    I have been looking all over the internet and this is the first site that I can honestly say strikes the right code for me. I don’t think no contact or the other things that many experts advice is healthy and especially at our age, we are both in our 50s. I also bought your book and everything seems clearer than it has ever been. I was a jerk and she put up with so much because she loved me, she couldn’t do it anymore as she told me and ended the relationship. I want her back and doing the things you advice to get her back. For the first time yesterday, she seemed more open to talking to me but said it does not mean we are getting back together. I know I have a long way of me, but thanks for this resource.

    1. says: Yangki Akiteng

      Like you said, you have a long ways to go, but at least you are on the right track.

      Let me know how else I can be of help.

  2. says: Danielle

    Hi Yangki,

    What do you suggest qualifies as “effective contact” and how do you transition from minimal to effective? I read the Ebook but I am not sure what sort of comments or exchanges are needed to move forward. I have kept things positive and light and my ex responds but very basic. I also am keeping things distant since he still seems angry. Thank you for your smart approaches by the way!

    1. 1. There is no such thing as “effective contact”, contact is just contact. I spent quite sometime explaining the difference between contact and communication, and communication and effective communication (pages 164 – 170).

      2. The whole section on “Contact” Pgs 80-162 is about regulating your contacts and the type of topics that can make him/her want to respond. The section on “Effective communication” Pgs 163-222 is about sustaining conversation to get him/her to want to initiate contact and want to be engaged in back and forth communication. Pgs 223-293 “Emotional Bonding” is about triggering the right emotions.

      3. All those three sections help to move things forward. It’s not just one thing but a series of things. That’s why I spent time writing over 200 pages just on that alone. If you do this right, things begin to fall in place. It’s the foundation for asking him to try things again.

  3. says: Hover

    First I wanted to say thank you for the session last week. What you said about issues with control made a lot of sense to me. It made it a lot easier for me to face my fear and anxiety over contacting her. She hasn’t responded but I didn’t expect her to since it’s been almost 3 months since we had nay contact. I’m going to contact her again next week and hopefully I get a response. Even if I do not, I’m still glad I’m finally working through my issues with fear and control.

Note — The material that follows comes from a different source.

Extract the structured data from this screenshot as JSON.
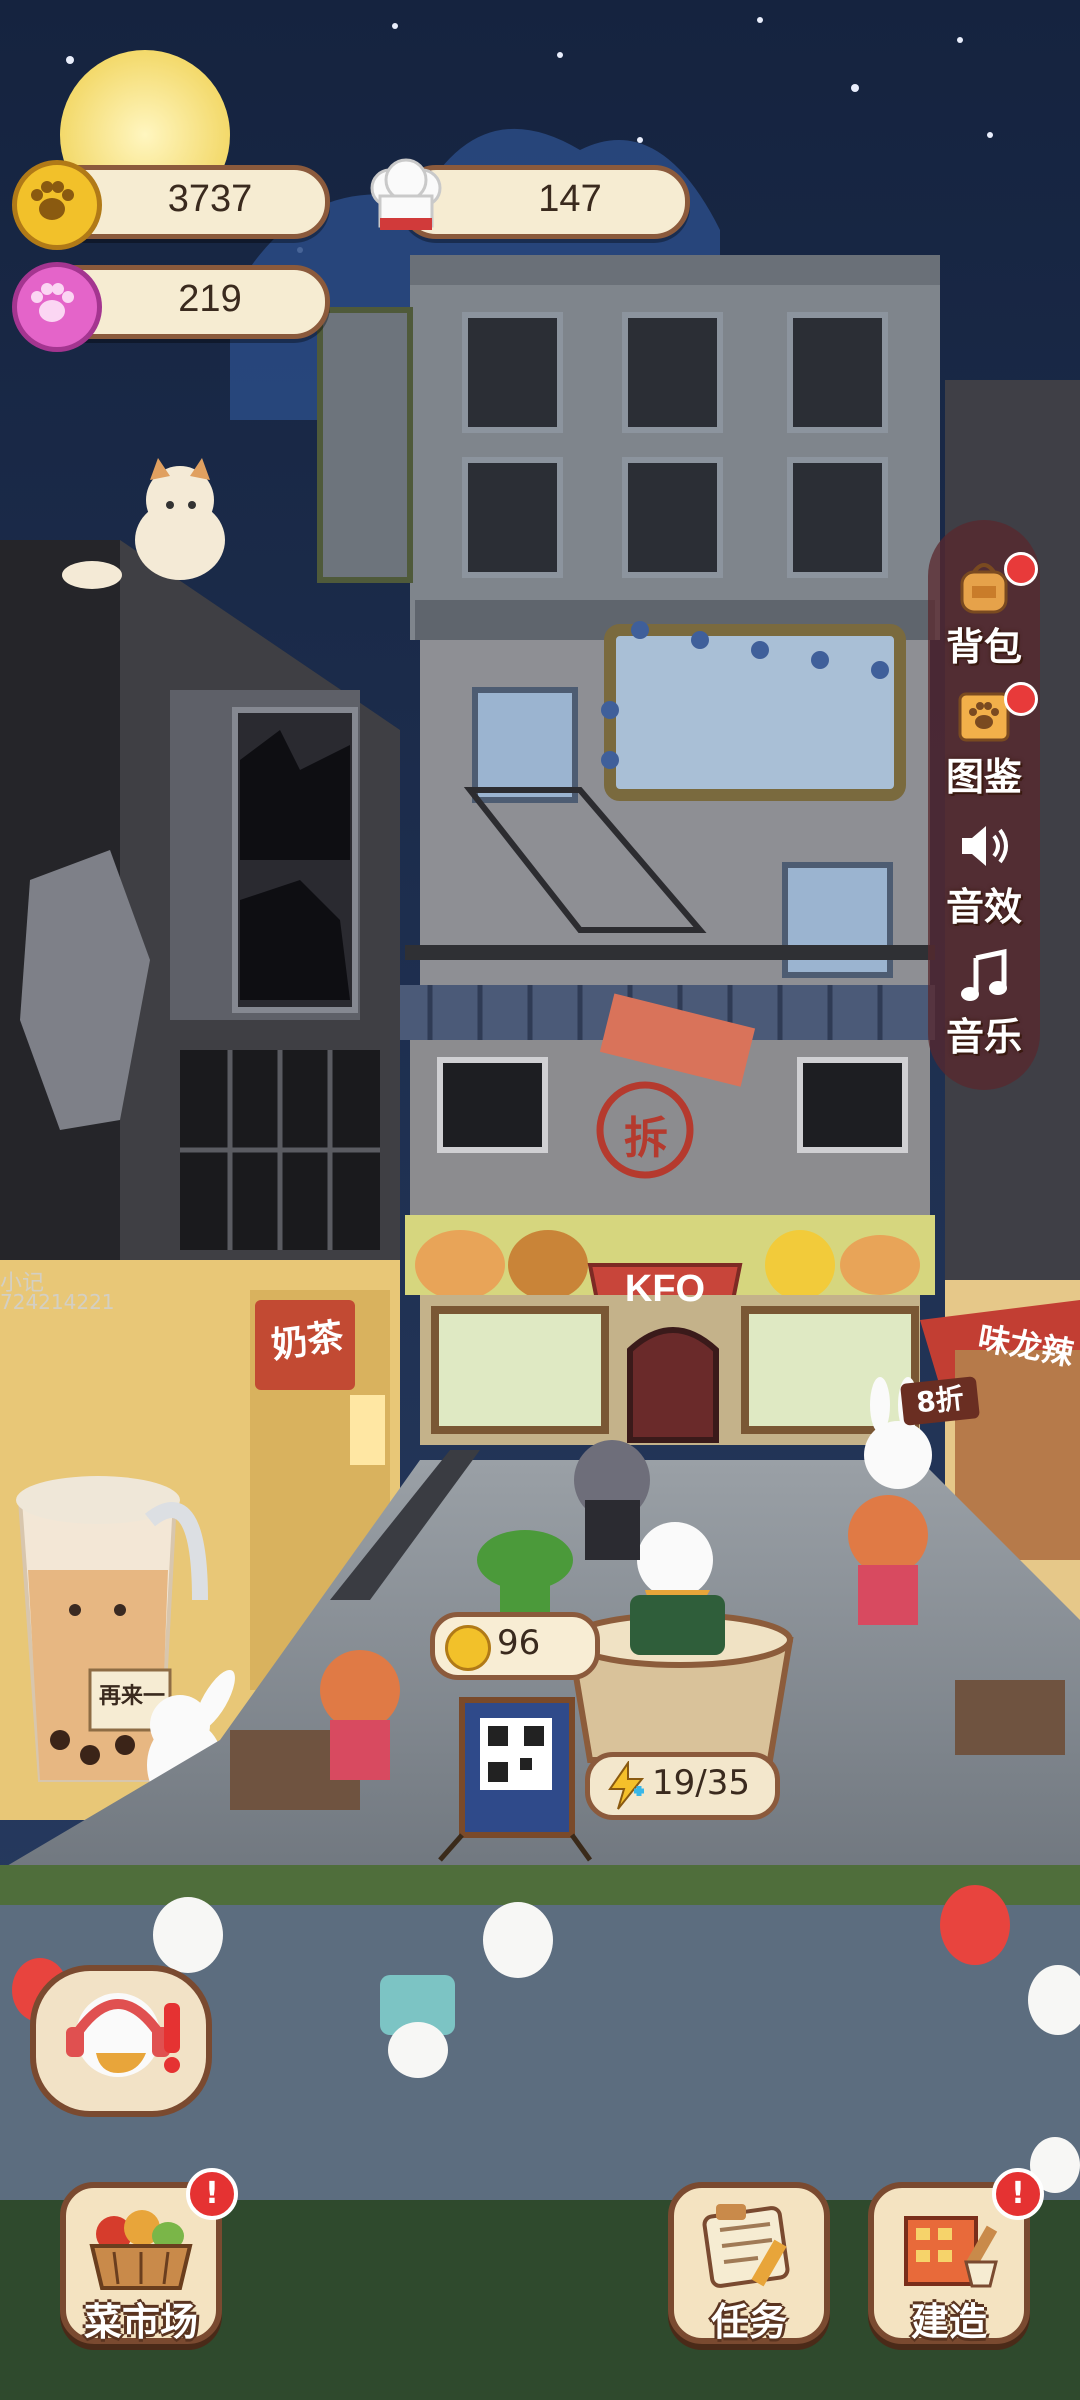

  4. says: Escape

    This is really helpful. I am an anxiety sufferer and struggled with it for years. It gets worse with separation but I am working on being positive as much as I can.